Task data:

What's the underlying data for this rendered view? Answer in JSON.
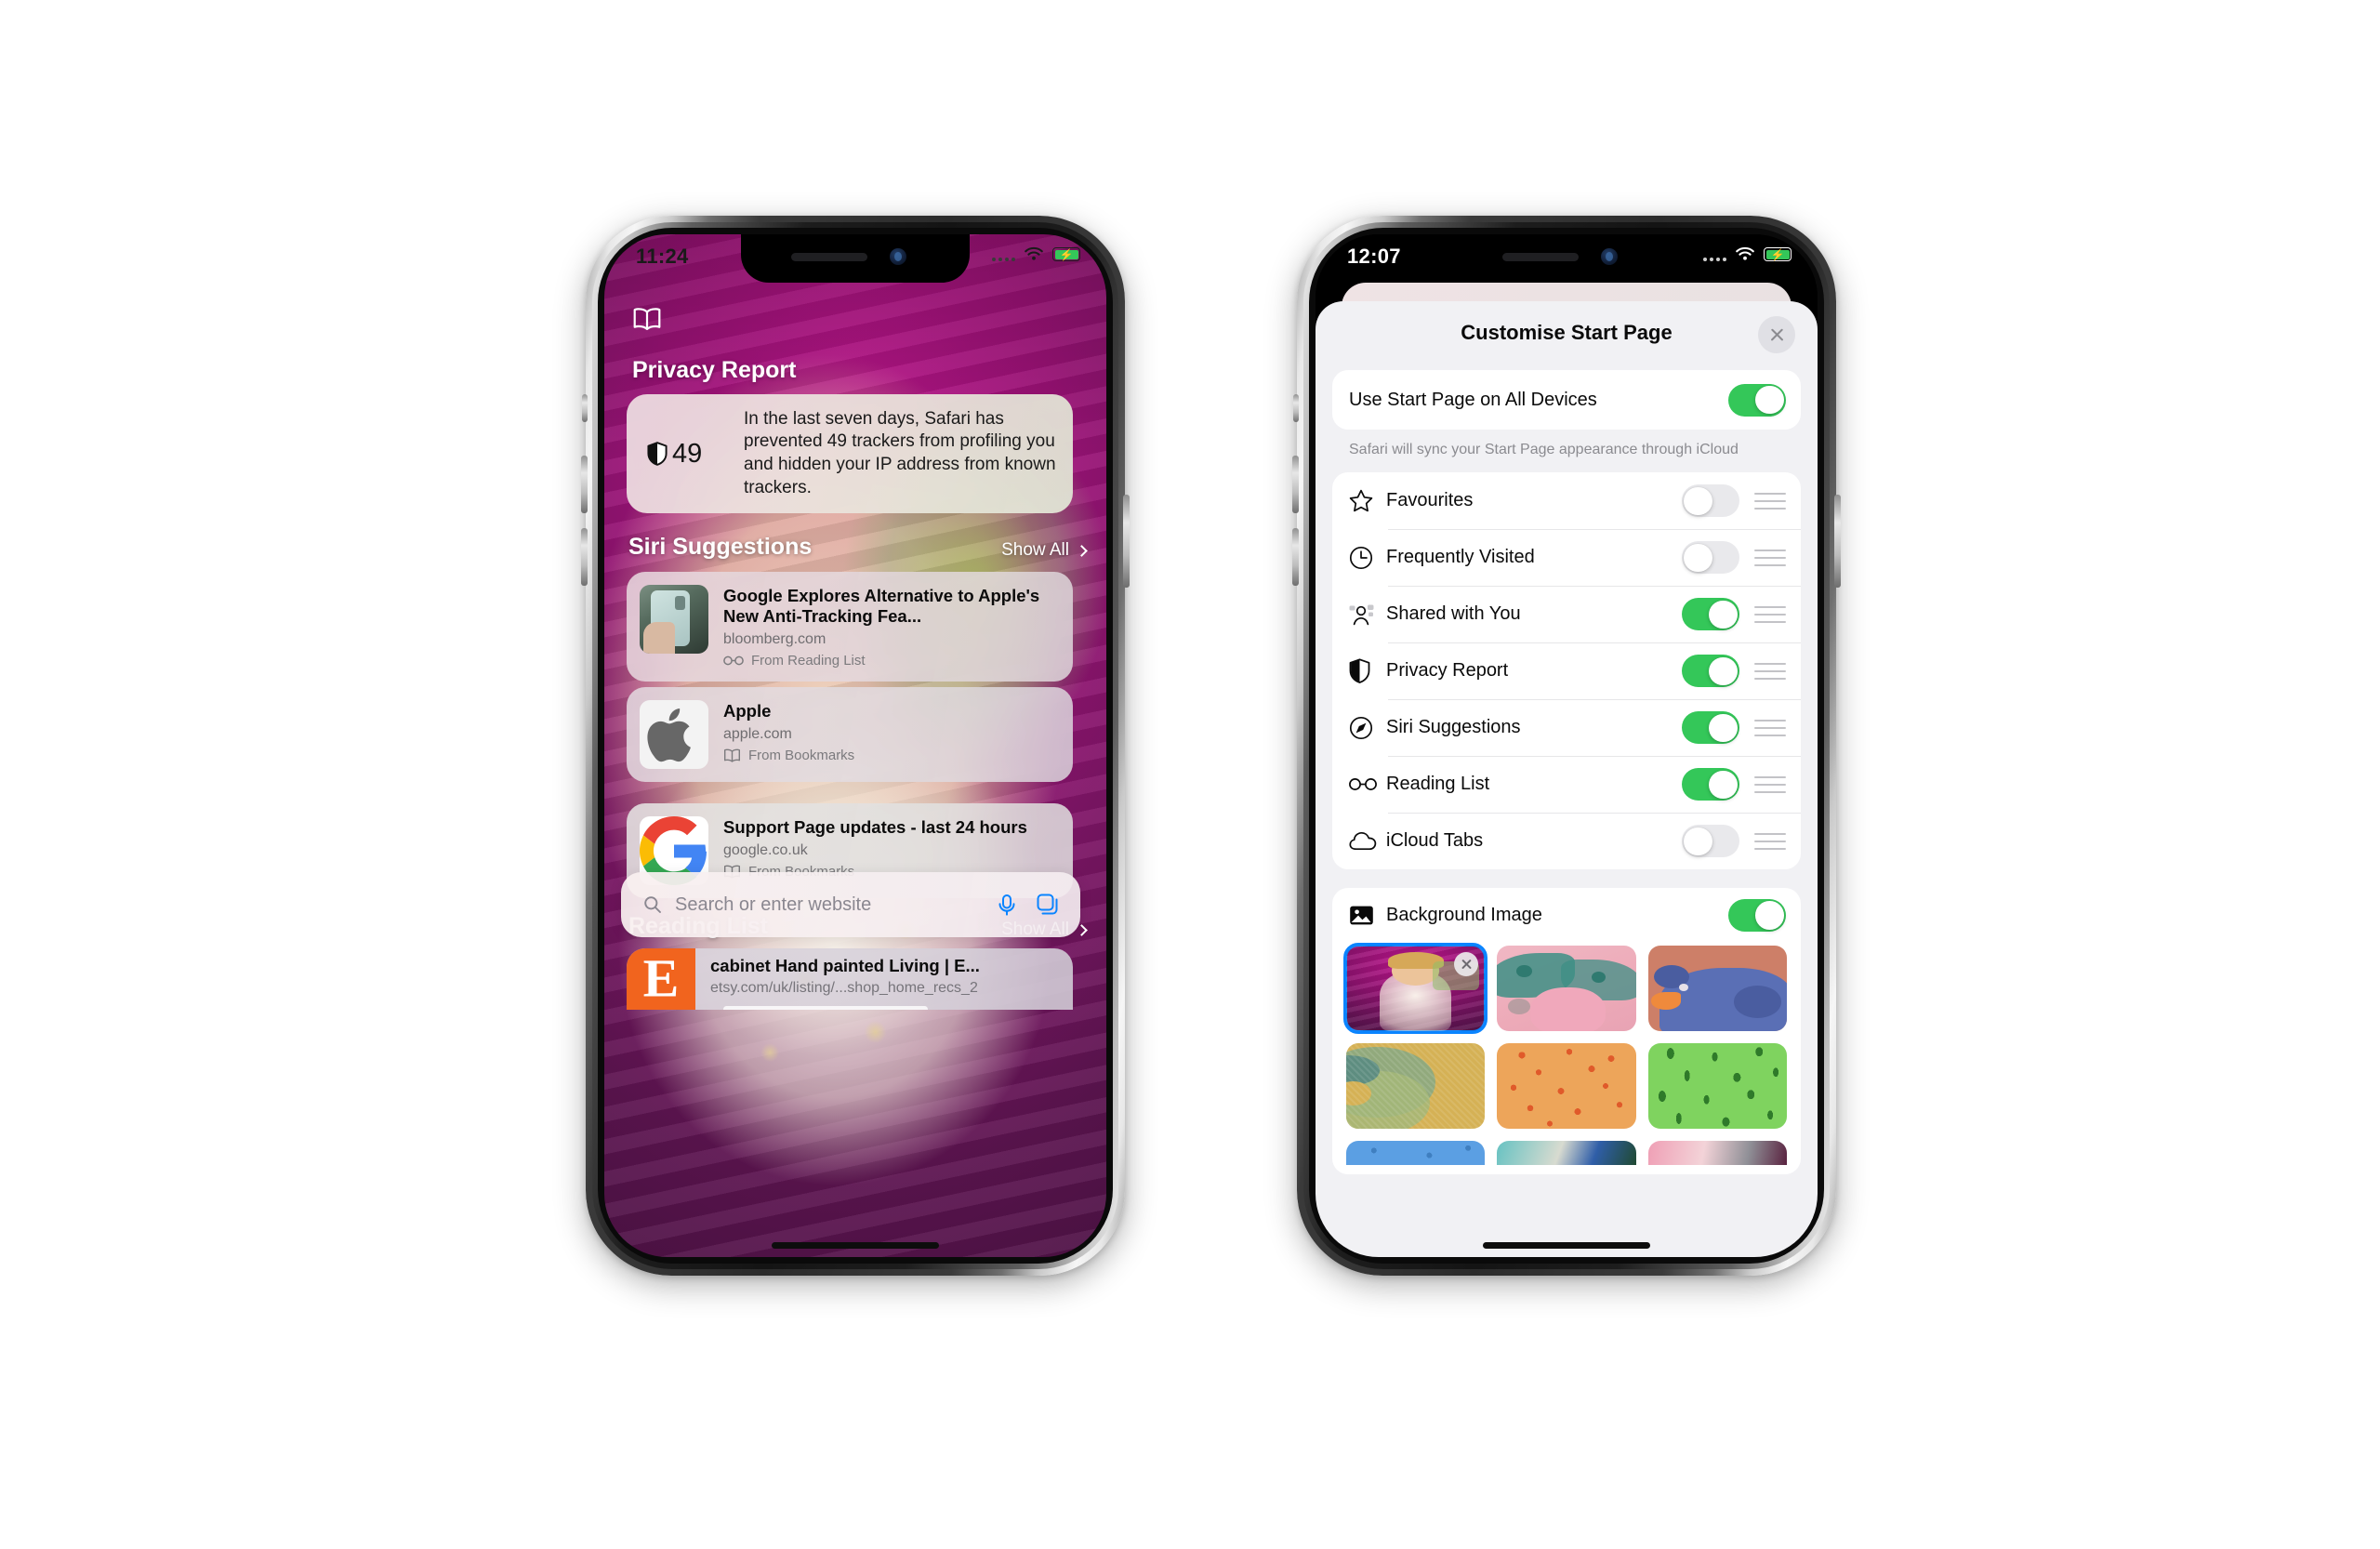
{
  "left_phone": {
    "status_bar": {
      "time": "11:24",
      "wifi": "wifi-icon",
      "battery": "battery-charging-icon"
    },
    "bookmarks_icon": "book-icon",
    "privacy": {
      "section_title": "Privacy Report",
      "tracker_count": "49",
      "shield_icon": "shield-icon",
      "description": "In the last seven days, Safari has prevented 49 trackers from profiling you and hidden your IP address from known trackers."
    },
    "siri": {
      "section_title": "Siri Suggestions",
      "show_all": "Show All",
      "chevron_icon": "chevron-right-icon",
      "items": [
        {
          "title": "Google Explores Alternative to Apple's New Anti-Tracking Fea...",
          "url": "bloomberg.com",
          "source": "From Reading List",
          "source_icon": "glasses-icon",
          "thumb": "phone-photo"
        },
        {
          "title": "Apple",
          "url": "apple.com",
          "source": "From Bookmarks",
          "source_icon": "book-icon",
          "thumb": "apple-logo"
        },
        {
          "title": "Support Page updates - last 24 hours",
          "url": "google.co.uk",
          "source": "From Bookmarks",
          "source_icon": "book-icon",
          "thumb": "google-logo"
        }
      ]
    },
    "reading_list": {
      "section_title": "Reading List",
      "show_all": "Show All",
      "items": [
        {
          "title": "cabinet Hand painted Living | E...",
          "url": "etsy.com/uk/listing/...shop_home_recs_2",
          "thumb": "etsy-logo",
          "thumb_letter": "E"
        }
      ]
    },
    "search_bar": {
      "placeholder": "Search or enter website",
      "search_icon": "search-icon",
      "mic_icon": "microphone-icon",
      "tabs_icon": "tabs-icon",
      "accent": "#0a84ff"
    }
  },
  "right_phone": {
    "status_bar": {
      "time": "12:07",
      "wifi": "wifi-icon",
      "battery": "battery-charging-icon"
    },
    "sheet": {
      "title": "Customise Start Page",
      "close_icon": "close-icon",
      "sync_row": {
        "label": "Use Start Page on All Devices",
        "enabled": true
      },
      "sync_note": "Safari will sync your Start Page appearance through iCloud",
      "sections": [
        {
          "label": "Favourites",
          "icon": "star-icon",
          "enabled": false,
          "drag": "drag-handle-icon"
        },
        {
          "label": "Frequently Visited",
          "icon": "clock-icon",
          "enabled": false,
          "drag": "drag-handle-icon"
        },
        {
          "label": "Shared with You",
          "icon": "shared-with-you-icon",
          "enabled": true,
          "drag": "drag-handle-icon"
        },
        {
          "label": "Privacy Report",
          "icon": "shield-icon",
          "enabled": true,
          "drag": "drag-handle-icon"
        },
        {
          "label": "Siri Suggestions",
          "icon": "compass-icon",
          "enabled": true,
          "drag": "drag-handle-icon"
        },
        {
          "label": "Reading List",
          "icon": "glasses-icon",
          "enabled": true,
          "drag": "drag-handle-icon"
        },
        {
          "label": "iCloud Tabs",
          "icon": "cloud-icon",
          "enabled": false,
          "drag": "drag-handle-icon"
        }
      ],
      "background_image": {
        "label": "Background Image",
        "icon": "photo-icon",
        "enabled": true,
        "thumbnails": [
          {
            "name": "custom-photo-toddler",
            "selected": true,
            "removable": true,
            "remove_icon": "remove-icon"
          },
          {
            "name": "butterfly-pink",
            "selected": false,
            "removable": false
          },
          {
            "name": "bear-terracotta",
            "selected": false,
            "removable": false
          },
          {
            "name": "abstract-olive",
            "selected": false,
            "removable": false
          },
          {
            "name": "dots-orange",
            "selected": false,
            "removable": false
          },
          {
            "name": "leaves-green",
            "selected": false,
            "removable": false
          },
          {
            "name": "pattern-blue",
            "selected": false,
            "removable": false
          },
          {
            "name": "stripes-teal",
            "selected": false,
            "removable": false
          },
          {
            "name": "folds-pink",
            "selected": false,
            "removable": false
          }
        ]
      }
    },
    "colors": {
      "toggle_on": "#34c759",
      "toggle_off": "#e9e9ec",
      "selection": "#0a84ff"
    }
  }
}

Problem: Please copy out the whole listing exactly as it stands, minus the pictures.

Written response:
What's the underlying data for this rendered view? Answer in JSON.
{
  "left_phone": {
    "status_bar": {
      "time": "11:24",
      "wifi": "wifi-icon",
      "battery": "battery-charging-icon"
    },
    "bookmarks_icon": "book-icon",
    "privacy": {
      "section_title": "Privacy Report",
      "tracker_count": "49",
      "shield_icon": "shield-icon",
      "description": "In the last seven days, Safari has prevented 49 trackers from profiling you and hidden your IP address from known trackers."
    },
    "siri": {
      "section_title": "Siri Suggestions",
      "show_all": "Show All",
      "chevron_icon": "chevron-right-icon",
      "items": [
        {
          "title": "Google Explores Alternative to Apple's New Anti-Tracking Fea...",
          "url": "bloomberg.com",
          "source": "From Reading List",
          "source_icon": "glasses-icon",
          "thumb": "phone-photo"
        },
        {
          "title": "Apple",
          "url": "apple.com",
          "source": "From Bookmarks",
          "source_icon": "book-icon",
          "thumb": "apple-logo"
        },
        {
          "title": "Support Page updates - last 24 hours",
          "url": "google.co.uk",
          "source": "From Bookmarks",
          "source_icon": "book-icon",
          "thumb": "google-logo"
        }
      ]
    },
    "reading_list": {
      "section_title": "Reading List",
      "show_all": "Show All",
      "items": [
        {
          "title": "cabinet Hand painted Living | E...",
          "url": "etsy.com/uk/listing/...shop_home_recs_2",
          "thumb": "etsy-logo",
          "thumb_letter": "E"
        }
      ]
    },
    "search_bar": {
      "placeholder": "Search or enter website",
      "search_icon": "search-icon",
      "mic_icon": "microphone-icon",
      "tabs_icon": "tabs-icon",
      "accent": "#0a84ff"
    }
  },
  "right_phone": {
    "status_bar": {
      "time": "12:07",
      "wifi": "wifi-icon",
      "battery": "battery-charging-icon"
    },
    "sheet": {
      "title": "Customise Start Page",
      "close_icon": "close-icon",
      "sync_row": {
        "label": "Use Start Page on All Devices",
        "enabled": true
      },
      "sync_note": "Safari will sync your Start Page appearance through iCloud",
      "sections": [
        {
          "label": "Favourites",
          "icon": "star-icon",
          "enabled": false,
          "drag": "drag-handle-icon"
        },
        {
          "label": "Frequently Visited",
          "icon": "clock-icon",
          "enabled": false,
          "drag": "drag-handle-icon"
        },
        {
          "label": "Shared with You",
          "icon": "shared-with-you-icon",
          "enabled": true,
          "drag": "drag-handle-icon"
        },
        {
          "label": "Privacy Report",
          "icon": "shield-icon",
          "enabled": true,
          "drag": "drag-handle-icon"
        },
        {
          "label": "Siri Suggestions",
          "icon": "compass-icon",
          "enabled": true,
          "drag": "drag-handle-icon"
        },
        {
          "label": "Reading List",
          "icon": "glasses-icon",
          "enabled": true,
          "drag": "drag-handle-icon"
        },
        {
          "label": "iCloud Tabs",
          "icon": "cloud-icon",
          "enabled": false,
          "drag": "drag-handle-icon"
        }
      ],
      "background_image": {
        "label": "Background Image",
        "icon": "photo-icon",
        "enabled": true,
        "thumbnails": [
          {
            "name": "custom-photo-toddler",
            "selected": true,
            "removable": true,
            "remove_icon": "remove-icon"
          },
          {
            "name": "butterfly-pink",
            "selected": false,
            "removable": false
          },
          {
            "name": "bear-terracotta",
            "selected": false,
            "removable": false
          },
          {
            "name": "abstract-olive",
            "selected": false,
            "removable": false
          },
          {
            "name": "dots-orange",
            "selected": false,
            "removable": false
          },
          {
            "name": "leaves-green",
            "selected": false,
            "removable": false
          },
          {
            "name": "pattern-blue",
            "selected": false,
            "removable": false
          },
          {
            "name": "stripes-teal",
            "selected": false,
            "removable": false
          },
          {
            "name": "folds-pink",
            "selected": false,
            "removable": false
          }
        ]
      }
    },
    "colors": {
      "toggle_on": "#34c759",
      "toggle_off": "#e9e9ec",
      "selection": "#0a84ff"
    }
  }
}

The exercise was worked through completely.